There are some complications in its use. Notably, the shielding to Cat7 cable needs to be electrically grounded, and special connectors (GigaGate45 or GG45) are required to take full advantage of its higher performance.
This last point has limited the adoption of Cat 7 cabling because it’s not “backwards compatible” like the previous categories which can use a common set of connectors (the industry standard RJ45, 8P8C) to give data transfer performances like earlier classes of cable, if required.
A Cat7a standard (introduced in 2010) exists, but Category 7 has yet to receive official recognition, particularly for use in telecommunications. For most applications (particularly for its cost-effectiveness and backwards compatibility), Cat6a remains the preferred option.
Cat 8 Cabling
With bandwidth capability of 2000MHz and transfer speeds of up to 40Gbps, Category 8 cable is still in its development stage.
Category 8.1 is compatible with the RJ45 connector, and seems most likely to gain wide adoption. The other Cat 8 variant (Category 8.2) uses the same TERA and GG45 connectors as Cat7a data cabling.
In practical terms, Cat 8 cabling has a 30m limit to its channel length, to support its maximum speed of 40Gbps. Therefore, it’s most likely to be used for patching short distances of network run where fibre transceivers would be more expensive than RJ45.
You should also be aware of the new regulations already announced that become mandatory from January 2019. BS6701:2016+A1:2017 requires the improvement to fire rating of all cable (not just network cable) that is installed into new and refurbished premises.
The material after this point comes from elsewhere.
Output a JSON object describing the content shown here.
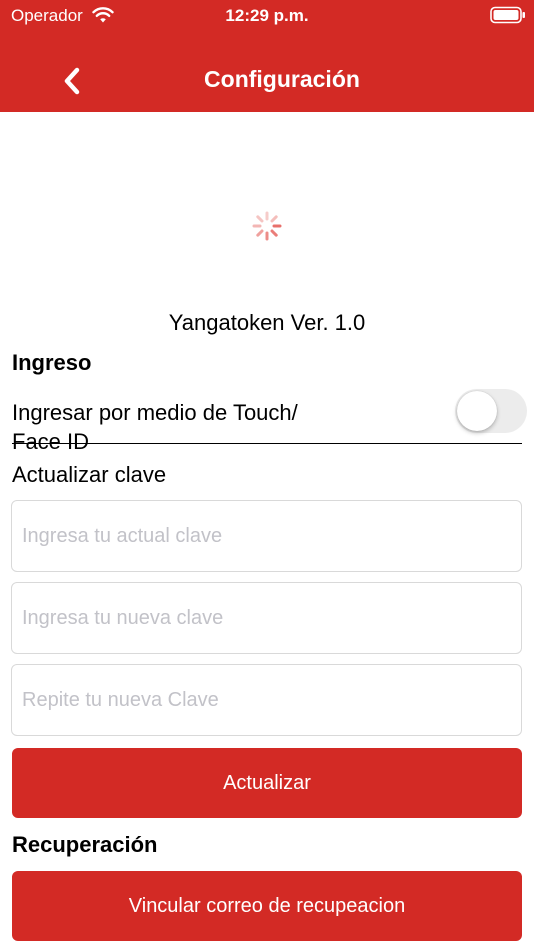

The existing Low Smoke Zero Halogen cable no longer meets the new specifications. For further details on how to make sure your project meets the new specifications and BS Standards speak to one of our cabling experts.
Whichever category of data cabling you choose, you’ll benefit from the help and expertise of a reputable partner such as LG Networks, with specialist skills in the installation and deployment of structured cabling systems and business data networks.
If you’d like to learn more about data cabling, industry standards, cable categories, or other networking issues, contact the experts at LG Networks.